- DACA: DACA does not confer immigration status or a path to citizenship, but enables those who apply to obtain employment authorization and avoid removal (deportation) for renewable two year periods. People will initially qualify for DACA if they are at least 20 years old, entered the United States under the age of 16, were under the age of 31 as of June 20, 2012, were physically present in the United States between June 20, 2007 through June 20, 2012, without lawful status and physically present on June 20, 2012, and either attend school or graduated from high school. People will not qualify for DACA if they committed a significant misdemeanor or a felony.
- Change or extension of status: If a person entered the country on, say, a student visa, but then decides they wish to stay in the country longer, they will need to change or extend their immigration status. In order to obtain permanent residence in the United States, it is necessary to show there is nothing in the immigrant’s background to disqualify him or her from admissibility.

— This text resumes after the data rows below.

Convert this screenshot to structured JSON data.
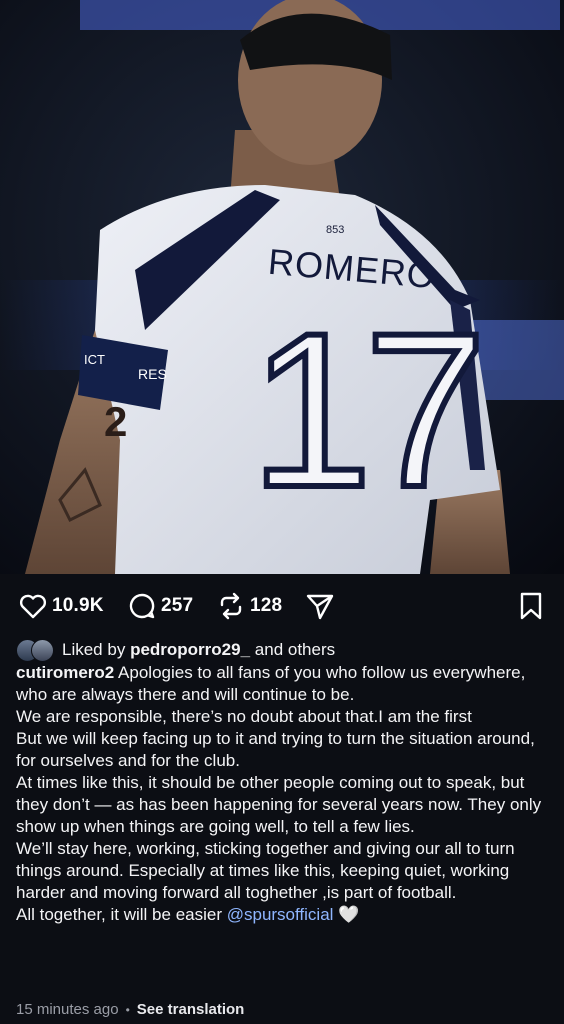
{
  "post": {
    "photo_label": "Player photo",
    "jersey": {
      "name": "ROMERO",
      "number": "17",
      "collar_code": "853",
      "armband_left": "ICT",
      "armband_right": "RES",
      "tattoo_digit": "2"
    }
  },
  "actions": {
    "likes": "10.9K",
    "comments": "257",
    "reposts": "128"
  },
  "liked_by": {
    "prefix": "Liked by",
    "user": "pedroporro29_",
    "suffix": "and others"
  },
  "caption": {
    "username": "cutiromero2",
    "p1": "Apologies to all fans of you who follow us everywhere, who are always there and will continue to be.",
    "p2": "We are responsible, there’s no doubt about that.I am the first",
    "p3": "But we will keep facing up to it and trying to turn the situation around, for ourselves and for the club.",
    "p4": "At times like this, it should be other people coming out to speak, but they don’t — as has been happening for several years now. They only show up when things are going well, to tell a few lies.",
    "p5": "We’ll stay here, working, sticking together and giving our all to turn things around. Especially at times like this, keeping quiet, working harder and moving forward all toghether ,is part of football.",
    "p6_prefix": "All together, it will be easier",
    "mention": "@spursofficial",
    "heart": "🤍"
  },
  "meta": {
    "time": "15 minutes ago",
    "separator": "•",
    "see_translation": "See translation"
  },
  "colors": {
    "background": "#0c0e14",
    "mention": "#8fb6ff",
    "muted": "#9a9da6"
  }
}
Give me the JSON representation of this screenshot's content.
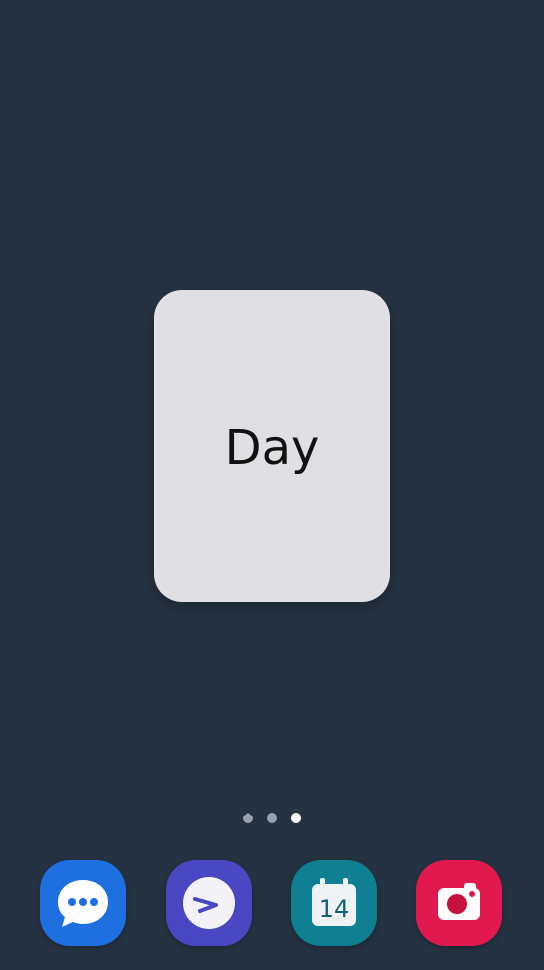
{
  "widget": {
    "label": "Day"
  },
  "page_indicator": {
    "pages": [
      "home",
      "page-2",
      "page-3"
    ],
    "active_index": 2
  },
  "dock": {
    "apps": [
      {
        "icon": "messages-icon",
        "color": "#1e6fe0"
      },
      {
        "icon": "direct-share-icon",
        "color": "#4a47c3"
      },
      {
        "icon": "calendar-icon",
        "color": "#0f7f92",
        "date": "14"
      },
      {
        "icon": "camera-icon",
        "color": "#e2194f"
      }
    ]
  },
  "colors": {
    "wallpaper": "#253241",
    "widget_background": "#e0e0e4"
  }
}
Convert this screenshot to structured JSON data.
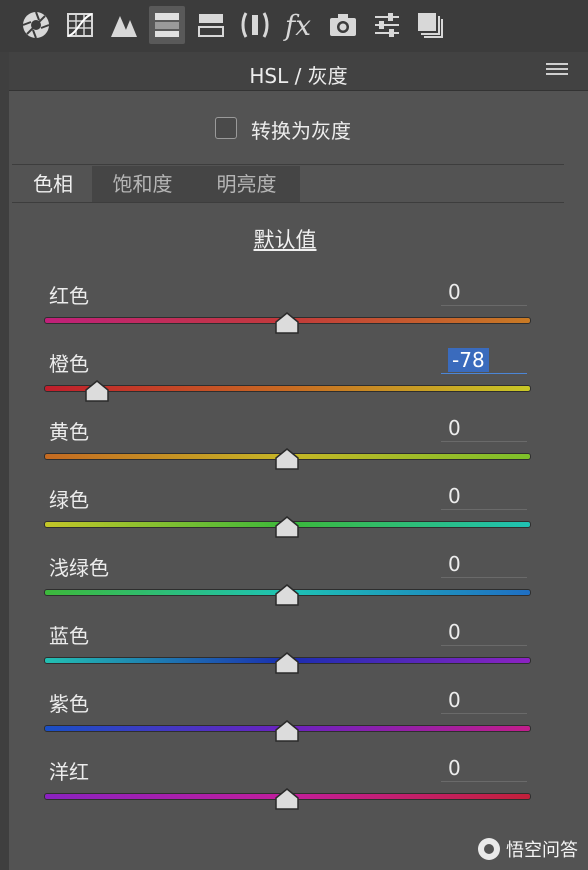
{
  "toolbar": {
    "icons": [
      {
        "name": "basic-aperture-icon",
        "active": false
      },
      {
        "name": "tone-curve-grid-icon",
        "active": false
      },
      {
        "name": "detail-triangles-icon",
        "active": false
      },
      {
        "name": "hsl-grayscale-icon",
        "active": true
      },
      {
        "name": "split-toning-icon",
        "active": false
      },
      {
        "name": "lens-corrections-icon",
        "active": false
      },
      {
        "name": "effects-fx-icon",
        "active": false
      },
      {
        "name": "camera-calibration-icon",
        "active": false
      },
      {
        "name": "presets-sliders-icon",
        "active": false
      },
      {
        "name": "snapshots-stack-icon",
        "active": false
      }
    ],
    "fx_label": "fx"
  },
  "panel": {
    "title": "HSL / 灰度",
    "grayscale_label": "转换为灰度",
    "grayscale_checked": false,
    "tabs": [
      {
        "label": "色相",
        "active": true
      },
      {
        "label": "饱和度",
        "active": false
      },
      {
        "label": "明亮度",
        "active": false
      }
    ],
    "default_label": "默认值",
    "range": [
      -100,
      100
    ],
    "sliders": [
      {
        "label": "红色",
        "value": "0",
        "selected": false,
        "colors": [
          "#c0207a",
          "#c23a3a",
          "#c87a24"
        ]
      },
      {
        "label": "橙色",
        "value": "-78",
        "selected": true,
        "colors": [
          "#c01e2c",
          "#c86a22",
          "#c9c826"
        ]
      },
      {
        "label": "黄色",
        "value": "0",
        "selected": false,
        "colors": [
          "#c46a22",
          "#c6b626",
          "#7dc02a"
        ]
      },
      {
        "label": "绿色",
        "value": "0",
        "selected": false,
        "colors": [
          "#c4c628",
          "#3cb83a",
          "#1fc2b4"
        ]
      },
      {
        "label": "浅绿色",
        "value": "0",
        "selected": false,
        "colors": [
          "#3db83b",
          "#1ec3b5",
          "#1f6fc4"
        ]
      },
      {
        "label": "蓝色",
        "value": "0",
        "selected": false,
        "colors": [
          "#22c0b2",
          "#1a2db0",
          "#8c22c2"
        ]
      },
      {
        "label": "紫色",
        "value": "0",
        "selected": false,
        "colors": [
          "#1a4fc4",
          "#6b22c0",
          "#c21e8c"
        ]
      },
      {
        "label": "洋红",
        "value": "0",
        "selected": false,
        "colors": [
          "#8a22c0",
          "#c21e9c",
          "#c2203a"
        ]
      }
    ]
  },
  "watermark": {
    "text": "悟空问答"
  }
}
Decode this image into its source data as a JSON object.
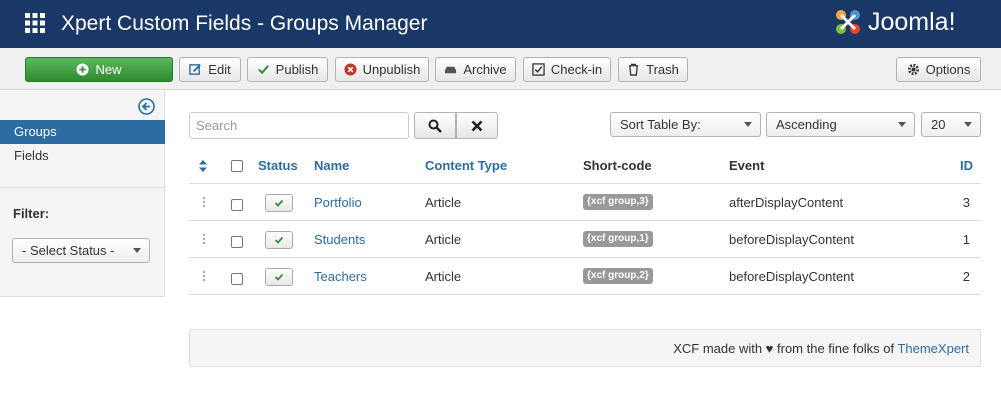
{
  "header": {
    "title": "Xpert Custom Fields - Groups Manager",
    "brand": "Joomla!",
    "bg_color": "#1a3867"
  },
  "toolbar": {
    "new_label": "New",
    "edit_label": "Edit",
    "publish_label": "Publish",
    "unpublish_label": "Unpublish",
    "archive_label": "Archive",
    "checkin_label": "Check-in",
    "trash_label": "Trash",
    "options_label": "Options"
  },
  "sidebar": {
    "items": [
      {
        "label": "Groups",
        "active": true
      },
      {
        "label": "Fields",
        "active": false
      }
    ],
    "filter_label": "Filter:",
    "status_select": "- Select Status -"
  },
  "search": {
    "placeholder": "Search",
    "value": ""
  },
  "sort": {
    "sort_by": "Sort Table By:",
    "direction": "Ascending",
    "limit": "20"
  },
  "table": {
    "headers": {
      "status": "Status",
      "name": "Name",
      "content_type": "Content Type",
      "shortcode": "Short-code",
      "event": "Event",
      "id": "ID"
    },
    "rows": [
      {
        "name": "Portfolio",
        "content_type": "Article",
        "shortcode": "{xcf group,3}",
        "event": "afterDisplayContent",
        "id": "3"
      },
      {
        "name": "Students",
        "content_type": "Article",
        "shortcode": "{xcf group,1}",
        "event": "beforeDisplayContent",
        "id": "1"
      },
      {
        "name": "Teachers",
        "content_type": "Article",
        "shortcode": "{xcf group,2}",
        "event": "beforeDisplayContent",
        "id": "2"
      }
    ]
  },
  "footer": {
    "text_prefix": "XCF made with ♥ from the fine folks of",
    "link_text": "ThemeXpert"
  },
  "colors": {
    "accent": "#2d6ca2",
    "new_button": "#47a447",
    "badge": "#999999"
  }
}
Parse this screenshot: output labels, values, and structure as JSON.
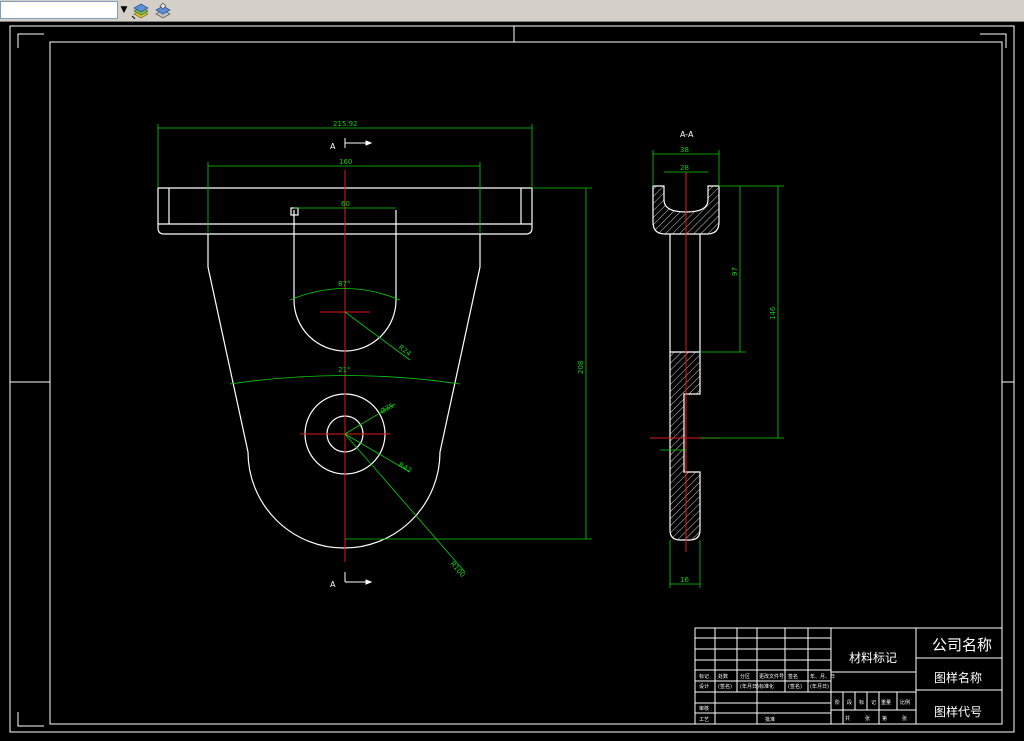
{
  "toolbar": {
    "layer_combo_value": "",
    "icons": [
      "layer-manager-icon",
      "layer-state-icon"
    ]
  },
  "drawing": {
    "front_view": {
      "dim_overall_width": "215.92",
      "dim_inner_width": "160",
      "dim_slot_width": "60",
      "dim_total_height": "208",
      "dim_arc_upper": "87°",
      "dim_arc_lower": "21°",
      "dim_slot_radius": "R24",
      "dim_hole_inner": "Ø35",
      "dim_hole_outer": "R42",
      "dim_bottom_radius": "R100",
      "section_label_top": "A",
      "section_label_bottom": "A"
    },
    "side_view": {
      "section_title": "A-A",
      "dim_top_outer": "38",
      "dim_top_inner": "28",
      "dim_height_upper": "97",
      "dim_height_total": "146",
      "dim_bottom_thickness": "16"
    }
  },
  "title_block": {
    "company_name": "公司名称",
    "material_mark": "材料标记",
    "drawing_name": "图样名称",
    "drawing_code": "图样代号",
    "row_labels": [
      "标记",
      "处数",
      "分区",
      "更改文件号",
      "签名",
      "年、月、日"
    ],
    "row_labels2": [
      "设计",
      "(签名)",
      "(年月日)",
      "标准化",
      "(签名)",
      "(年月日)"
    ],
    "stage_labels": [
      "阶",
      "段",
      "标",
      "记",
      "重量",
      "比例"
    ],
    "sheet_labels": [
      "共",
      "张",
      "第",
      "张"
    ],
    "review_label": "审核",
    "process_label": "工艺",
    "approve_label": "批准"
  }
}
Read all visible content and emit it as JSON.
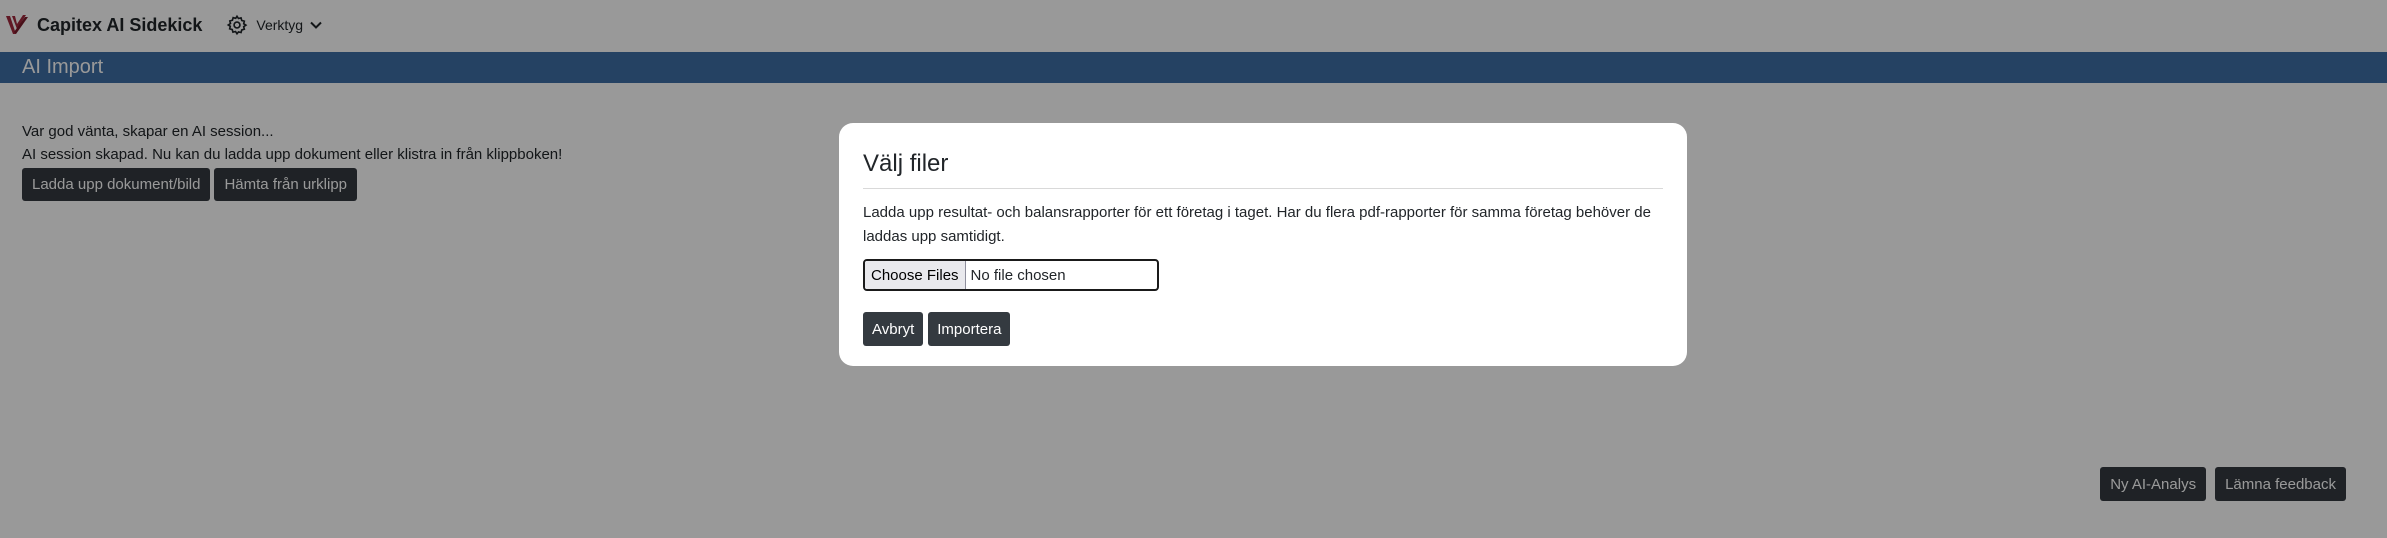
{
  "navbar": {
    "brand": "Capitex AI Sidekick",
    "tools_label": "Verktyg"
  },
  "header": {
    "title": "AI Import"
  },
  "content": {
    "status_waiting": "Var god vänta, skapar en AI session...",
    "status_created": "AI session skapad. Nu kan du ladda upp dokument eller klistra in från klippboken!",
    "upload_button": "Ladda upp dokument/bild",
    "clipboard_button": "Hämta från urklipp"
  },
  "footer": {
    "new_analysis_button": "Ny AI-Analys",
    "feedback_button": "Lämna feedback"
  },
  "modal": {
    "title": "Välj filer",
    "description": "Ladda upp resultat- och balansrapporter för ett företag i taget. Har du flera pdf-rapporter för samma företag behöver de laddas upp samtidigt.",
    "choose_files_label": "Choose Files",
    "file_status": "No file chosen",
    "cancel_button": "Avbryt",
    "import_button": "Importera"
  },
  "colors": {
    "header_bar": "#3f6fa5",
    "button_dark": "#343a40",
    "brand_logo": "#a0283c",
    "overlay": "rgba(0,0,0,0.4)"
  },
  "icons": {
    "brand": "capitex-logo-icon",
    "tools": "gear-icon",
    "dropdown": "chevron-down-icon"
  }
}
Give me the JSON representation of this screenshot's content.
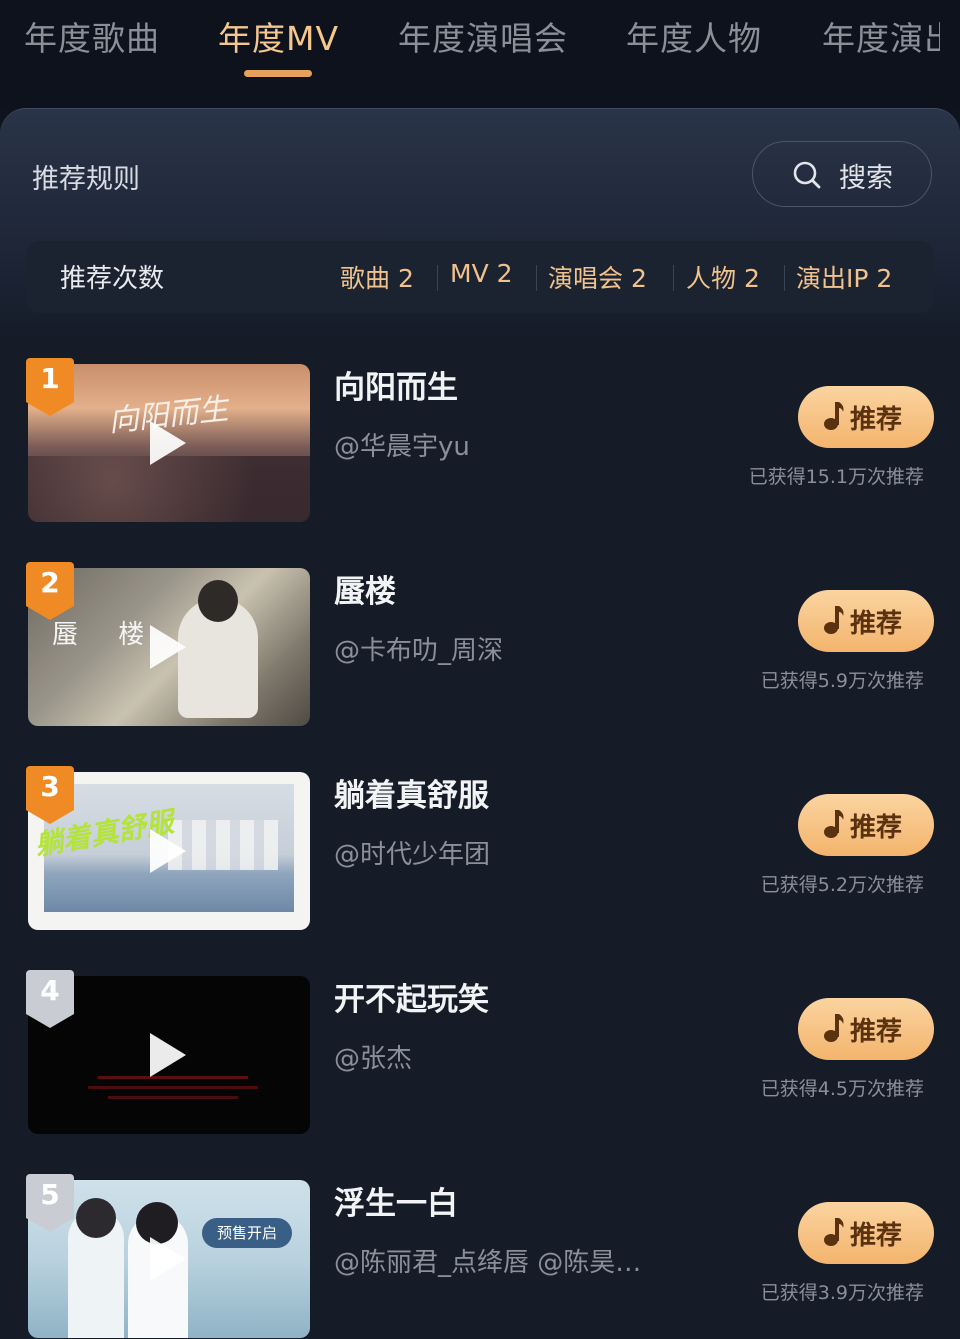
{
  "tabs": [
    {
      "label": "年度歌曲",
      "active": false
    },
    {
      "label": "年度MV",
      "active": true
    },
    {
      "label": "年度演唱会",
      "active": false
    },
    {
      "label": "年度人物",
      "active": false
    },
    {
      "label": "年度演出",
      "active": false
    }
  ],
  "header": {
    "rules_label": "推荐规则",
    "search_label": "搜索"
  },
  "counts": {
    "label": "推荐次数",
    "items": [
      {
        "name": "歌曲",
        "value": "2"
      },
      {
        "name": "MV",
        "value": "2"
      },
      {
        "name": "演唱会",
        "value": "2"
      },
      {
        "name": "人物",
        "value": "2"
      },
      {
        "name": "演出IP",
        "value": "2"
      }
    ]
  },
  "recommend_label": "推荐",
  "items": [
    {
      "rank": "1",
      "title": "向阳而生",
      "artist": "@华晨宇yu",
      "count": "已获得15.1万次推荐",
      "thumb_text": "向阳而生"
    },
    {
      "rank": "2",
      "title": "蜃楼",
      "artist": "@卡布叻_周深",
      "count": "已获得5.9万次推荐",
      "thumb_text": "蜃 楼"
    },
    {
      "rank": "3",
      "title": "躺着真舒服",
      "artist": "@时代少年团",
      "count": "已获得5.2万次推荐",
      "thumb_text": "躺着真舒服"
    },
    {
      "rank": "4",
      "title": "开不起玩笑",
      "artist": "@张杰",
      "count": "已获得4.5万次推荐",
      "thumb_text": ""
    },
    {
      "rank": "5",
      "title": "浮生一白",
      "artist": "@陈丽君_点绛唇 @陈昊…",
      "count": "已获得3.9万次推荐",
      "thumb_text": "预售开启"
    }
  ],
  "colors": {
    "accent": "#f5c78e",
    "button": "#f7c07f",
    "rank_gold": "#f08a24",
    "rank_silver": "#c9ccd3"
  }
}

While there are many grounds of inadmissibility, not all of them can be waived.
- Deportation (removal defense): Detention is the first phase of removal (deportation) proceedings, whether it is by U.S. Customs and Border Patrol (CBP) at the border or by U.S. Immigration and Customs Enforcement (ICE) within the United States. Foreign nationals (people from another country) may be detained for an immigration violation, but not all cases are a high priority for enforcement. Those convicted of serious crimes will be subject to mandatory detention and will not be released until their court hearings are over if their case is approved, or until they are deported.
- Appeals: When a person’s change of status is denied, Wheatley Immigration Law, LLC can be there to help appeal the process.
Why Choose Wheatley Immigration Law, LLC?
With over a decade of results and a long list of satisfied clients, our firm has earned a reputation throughout Louisiana as the one immigrants can count on. Attorney Dayna Wheatley is a member of the American Immigration Lawyers Association and has been a featured immigration attorney on Avvo. Let her put her knowledge to work for you.